Atelier Florian does not skimp on the mussels. I don’t know if there were too many mussels for the broth or too little broth for the mussels, but there wasn’t enough in either of our giant pots. Let me rephrase that. There was just enough, but we could both have used a little more.
I had the red curry version and Hoang the Provençale. Both were delicious and paired beautifully with the shellfish. There may have been a mountain of mussels, but we both ate them all. Most impressively, out of probably 100 of the buggers, only two or three had cracked shells. That’s nearly impossible! A Belgian secret I suppose.
Another Belgian secret is why “et frites.” Why French fries with mussels? I have no idea, but it works. And anyone operating a Belgian restaurant better know how to make proper fries. Here, they are not greasy, but rather achieve that perfect crispy coating with a warm, soft potato insides. I believe we also ate all of our fries.
All those mussels and fries meant we had no room for dessert. The options here are fairly limited to brûlée and sorbet. There you have it, a little bit of Belgium on Chapel Street. Brussels sprouts, moules et frites, Duvel, and Saison DuPont. (I’ve assumed my readers know that Brussels is in Belgium. Oh, and an “atelier” is a workshop.)
The New York Times gave Atelier Florian its Very Good rating, and Hoang and I agree.
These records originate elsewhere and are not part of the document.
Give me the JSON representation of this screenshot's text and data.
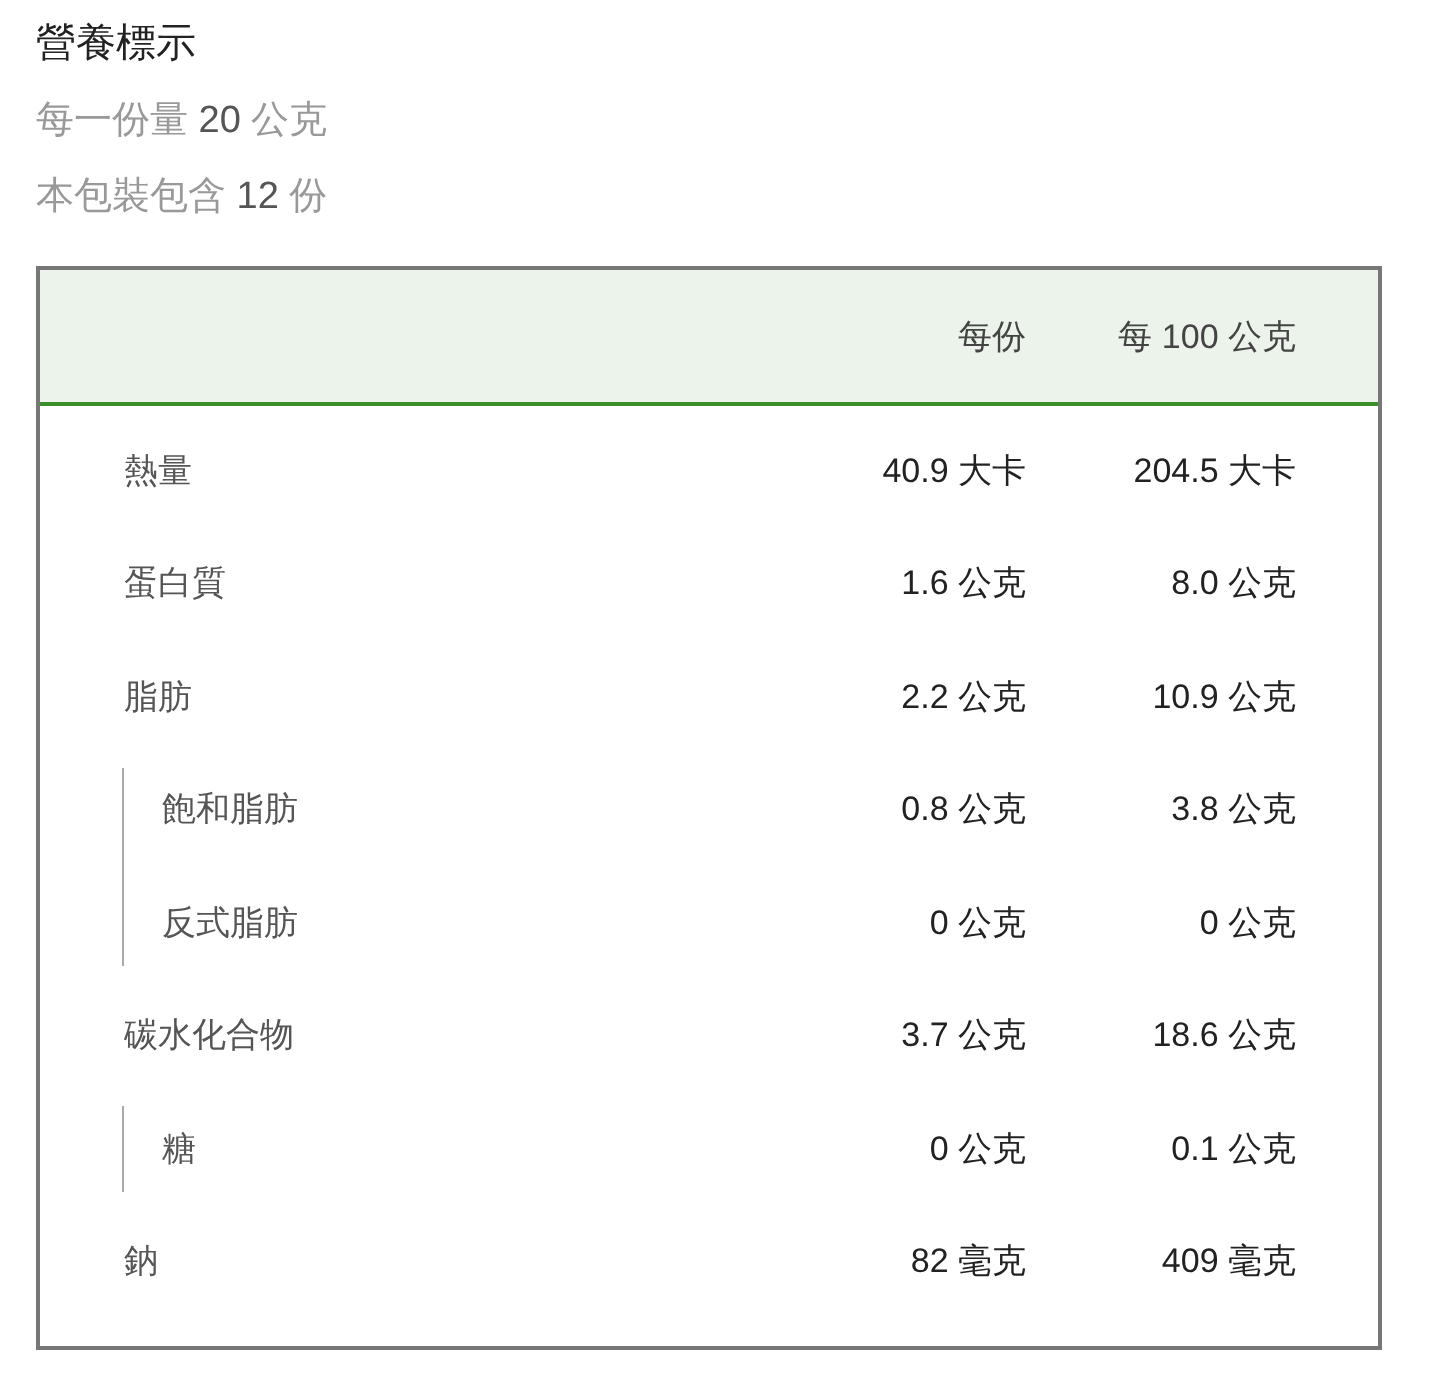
{
  "title": "營養標示",
  "serving_size": {
    "label": "每一份量",
    "value": "20",
    "unit": "公克"
  },
  "servings_per_package": {
    "label": "本包裝包含",
    "value": "12",
    "unit": "份"
  },
  "table": {
    "columns": [
      "每份",
      "每 100 公克"
    ],
    "rows": [
      {
        "name": "熱量",
        "per_serving": "40.9 大卡",
        "per_100g": "204.5 大卡"
      },
      {
        "name": "蛋白質",
        "per_serving": "1.6 公克",
        "per_100g": "8.0 公克"
      },
      {
        "name": "脂肪",
        "per_serving": "2.2 公克",
        "per_100g": "10.9 公克",
        "children": [
          {
            "name": "飽和脂肪",
            "per_serving": "0.8 公克",
            "per_100g": "3.8 公克"
          },
          {
            "name": "反式脂肪",
            "per_serving": "0 公克",
            "per_100g": "0 公克"
          }
        ]
      },
      {
        "name": "碳水化合物",
        "per_serving": "3.7 公克",
        "per_100g": "18.6 公克",
        "children": [
          {
            "name": "糖",
            "per_serving": "0 公克",
            "per_100g": "0.1 公克"
          }
        ]
      },
      {
        "name": "鈉",
        "per_serving": "82 毫克",
        "per_100g": "409 毫克"
      }
    ]
  }
}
And for what it’s worth, Patton Oswalt was very good too. Another fun New Haven night.